We've been hearing about the Nexus Prime for months now, but things have really been heating up in the past week or so: first, Samsung released an official teaser trailer about the event and gave us a glimpse of the device's side profile. And yesterday, we had two conflicting sets of specs "leak out" (though obviously neither was confirmed). Finally, the official AndroidDevelopers YouTube account put up a video called "Android ICS Launch," set to stream during the Samsung Unpacked event in which the Prime and ICS were set to be revealed.
Oh, snap -- things are starting to get real now.

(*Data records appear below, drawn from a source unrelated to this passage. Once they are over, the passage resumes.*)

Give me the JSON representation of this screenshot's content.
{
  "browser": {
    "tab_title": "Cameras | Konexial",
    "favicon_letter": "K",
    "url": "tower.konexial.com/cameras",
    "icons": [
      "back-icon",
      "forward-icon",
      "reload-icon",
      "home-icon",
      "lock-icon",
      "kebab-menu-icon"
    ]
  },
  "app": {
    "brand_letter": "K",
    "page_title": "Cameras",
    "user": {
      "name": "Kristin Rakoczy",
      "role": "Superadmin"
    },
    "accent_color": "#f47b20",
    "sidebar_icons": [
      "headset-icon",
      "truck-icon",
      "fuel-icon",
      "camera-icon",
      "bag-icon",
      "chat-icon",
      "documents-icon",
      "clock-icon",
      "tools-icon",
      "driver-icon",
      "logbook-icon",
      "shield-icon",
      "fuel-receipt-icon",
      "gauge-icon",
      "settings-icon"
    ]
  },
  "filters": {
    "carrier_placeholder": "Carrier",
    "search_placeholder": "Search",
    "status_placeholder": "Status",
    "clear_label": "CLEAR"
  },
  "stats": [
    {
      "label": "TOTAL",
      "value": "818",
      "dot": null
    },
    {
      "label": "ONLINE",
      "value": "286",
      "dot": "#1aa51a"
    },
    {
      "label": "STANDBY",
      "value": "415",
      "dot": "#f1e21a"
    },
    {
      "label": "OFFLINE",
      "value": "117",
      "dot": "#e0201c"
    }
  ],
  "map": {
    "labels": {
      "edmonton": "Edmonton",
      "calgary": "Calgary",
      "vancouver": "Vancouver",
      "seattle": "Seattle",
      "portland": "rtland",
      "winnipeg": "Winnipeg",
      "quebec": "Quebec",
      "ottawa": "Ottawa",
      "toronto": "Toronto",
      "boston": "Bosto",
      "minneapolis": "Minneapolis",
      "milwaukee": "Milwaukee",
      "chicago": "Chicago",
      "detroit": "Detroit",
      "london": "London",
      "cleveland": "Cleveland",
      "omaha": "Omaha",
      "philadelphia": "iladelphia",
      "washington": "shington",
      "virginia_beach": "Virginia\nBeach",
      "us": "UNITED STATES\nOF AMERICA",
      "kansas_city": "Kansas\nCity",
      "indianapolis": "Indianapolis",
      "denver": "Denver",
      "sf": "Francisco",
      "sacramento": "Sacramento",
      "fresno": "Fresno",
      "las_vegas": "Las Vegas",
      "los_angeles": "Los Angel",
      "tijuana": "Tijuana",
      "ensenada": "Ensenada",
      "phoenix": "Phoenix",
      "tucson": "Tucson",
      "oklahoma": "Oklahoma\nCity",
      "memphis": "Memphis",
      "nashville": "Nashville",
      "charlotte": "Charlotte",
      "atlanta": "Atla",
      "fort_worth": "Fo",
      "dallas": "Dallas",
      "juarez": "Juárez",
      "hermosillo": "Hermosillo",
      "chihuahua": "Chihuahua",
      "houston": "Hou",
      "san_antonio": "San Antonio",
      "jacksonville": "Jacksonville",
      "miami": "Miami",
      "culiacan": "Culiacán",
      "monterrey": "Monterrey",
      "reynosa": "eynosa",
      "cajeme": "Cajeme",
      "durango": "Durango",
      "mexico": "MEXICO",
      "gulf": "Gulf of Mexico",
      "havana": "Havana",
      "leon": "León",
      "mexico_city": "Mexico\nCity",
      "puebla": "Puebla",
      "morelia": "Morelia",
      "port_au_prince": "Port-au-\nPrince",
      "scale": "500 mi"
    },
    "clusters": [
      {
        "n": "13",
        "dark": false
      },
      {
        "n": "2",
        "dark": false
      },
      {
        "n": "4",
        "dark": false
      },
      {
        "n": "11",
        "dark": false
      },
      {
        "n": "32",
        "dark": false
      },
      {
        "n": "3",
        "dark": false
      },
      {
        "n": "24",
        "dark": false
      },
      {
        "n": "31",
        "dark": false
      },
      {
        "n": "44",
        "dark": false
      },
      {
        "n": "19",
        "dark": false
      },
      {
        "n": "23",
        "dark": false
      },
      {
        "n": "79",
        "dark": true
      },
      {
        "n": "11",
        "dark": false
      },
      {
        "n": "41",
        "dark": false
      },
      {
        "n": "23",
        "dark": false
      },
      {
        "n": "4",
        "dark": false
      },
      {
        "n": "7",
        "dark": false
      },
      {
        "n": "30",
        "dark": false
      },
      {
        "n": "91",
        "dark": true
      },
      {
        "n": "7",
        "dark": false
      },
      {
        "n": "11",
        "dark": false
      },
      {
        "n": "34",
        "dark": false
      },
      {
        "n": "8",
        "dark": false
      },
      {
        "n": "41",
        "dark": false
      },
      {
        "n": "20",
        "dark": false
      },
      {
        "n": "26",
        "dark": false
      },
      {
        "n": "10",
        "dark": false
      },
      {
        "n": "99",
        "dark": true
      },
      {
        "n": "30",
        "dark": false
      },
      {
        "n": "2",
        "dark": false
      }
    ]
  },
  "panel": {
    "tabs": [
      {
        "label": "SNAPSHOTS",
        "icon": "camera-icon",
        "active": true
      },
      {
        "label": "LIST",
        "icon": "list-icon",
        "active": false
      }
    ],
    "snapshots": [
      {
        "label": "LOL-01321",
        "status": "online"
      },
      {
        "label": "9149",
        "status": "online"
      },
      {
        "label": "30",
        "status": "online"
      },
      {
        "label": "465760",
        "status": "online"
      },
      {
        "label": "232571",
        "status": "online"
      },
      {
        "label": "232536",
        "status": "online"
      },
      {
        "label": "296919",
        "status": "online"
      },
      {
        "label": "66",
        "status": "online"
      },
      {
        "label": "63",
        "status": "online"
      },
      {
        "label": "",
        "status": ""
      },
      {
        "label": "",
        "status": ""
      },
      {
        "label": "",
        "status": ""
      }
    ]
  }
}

This morning, BGR broke some exclusive info on the Nexus Prime that they obtained from a "trusted source." Now, GSMarena is reporting that they also have exclusive info on the upcoming device, but there's one problem: the latter strongly disagrees with the former. In fact, about the only thing the two sources are in agreeance about is the display --a 4.65-inch Super AMOLED HD running at 1280x720.
It's apparent that the Nexus Prime/Galaxy Nexus announcement is getting closer, as new information is starting to surface almost daily. Today, the hardware specs have been revealed by a "trusted source" in BGR's camp -- so let's have a look:
- Android 4.0 Ice Cream Sandwich (Note: we're still not sure of the version number for ICS, so take that with a grain of salt)
- 9mm thin
- 4.65-inch 1280 x 720-pixel Super AMOLED HD with curved glass
- TI OMAP 4460 dual-core Cortex A9 processor clocked at 1.2GHz
- 1GB of RAM
- 32GB of built-in storage
- 5-megapixel camera on the back, 1.3-megapixel in the front
- 1080p HD video capture support
- LTE/HSPA depending on carrier
- Wi-Fi a/b/g/n
- 1,750 mAh battery
After reading through the specs, it's clear that there are a couple of things that may come off a bit...
Hot on the heels of the Nexus Prime's blurrycam debut, Samsung has provided us a tantalizing peek at the so-called Nexus Prime in a teaser video leading up to Mobile Unpacked 2011, where they are sure to unveil Google's next flagship device.
It appears that rumors pointing toward a curved display are true, and that the Nexus Prime will share the sleek, trim form factor that we've come to expect from Samsung's mobile offerings.
Of all the questions that have been surrounding the upcoming Nexus Prime, there has been quite a bit of intrigue about the buttons, or lack thereof, I should say. How will it work? What will the on-screen buttons look like? How will Ice Cream Sandwich work on device that already has physical buttons? ...and that's just the beginning of the inquiries.
While we still can't confirm how ICS will handle the latter, thanks to a leaked blurrycam photo obtained by GSMarena, we now have a better idea of what to possibly expect from the Nexus Prime and its button configuration.
A couple of weeks ago, the whole tech world was abuzz with the official launch of Google Wallet, a revolutionary new service that looks to replace your tired old credit cards in lieu of your Android-powered smartphone. As great as that sounds, there is one small problem: it's only officially available on one device - the Nexus S 4G on Sprint.
While NFC hasn't been widely adopted in the smartphone market yet, the NS4G wasn't even the first device to pack the appropriate hardware -- it was actually T-Mobile's Nexus S (which is the same as AT&T's Nexus S).
Update: $100 off ($99.99) at AT&T using this deal, though for me, taxes are still $46.75
In case you need a refresher on the specs:
- 4.3" Super AMOLED Plus display
- 1.2 GHz dual-core processor
- 1 GB RAM
- 8 megapixel camera with 1080 video capture
- 2 megapixel front-facing camera
- Android 2.3.4
If that's not a good enough deal for you, Amazon Wireless has the same device for just $149.99 for both new accounts and upgrades, with the added benefit of free shipping.
When Verizon and T-Mobile filed amicus curiae briefs in favor of Samsung in the company's ongoing patent litigation against Apple in the Federal Court for the Northern District of California, we cheered inside a little. It's always nice to see Android and its handset partners have friends in high places.
However, the question of how the court would respond to these briefs remained - as the decision is an entirely discretionary one.
Before we get rolling with this review, I want to get one thing out in the open: I don't like cases. On any of my devices. They add bulk, restrict access to certain elements of the hardware (in some situations), and are just all around inconvenient. Honestly -- what's the point of having one of the thinnest tablets (or phones) on the planet just so you can fatten it up with a case?
If you've downloaded or had the Android 2.3.6 update pushed to your AT&T, T-Mobile, or unlocked Nexus S recently without issue, consider yourself lucky. None of this applies to the Nexus S 4G on the Sprint network.
While we reported that the update was breaking Wi-Fi and USB tethering initially, it seems something much, much worse is happening to some users who have received 2.3.6 OTA.
If you check out this Google thread, you'll see a number of poor souls have had all cellular connectivity stripped from their devices after updating.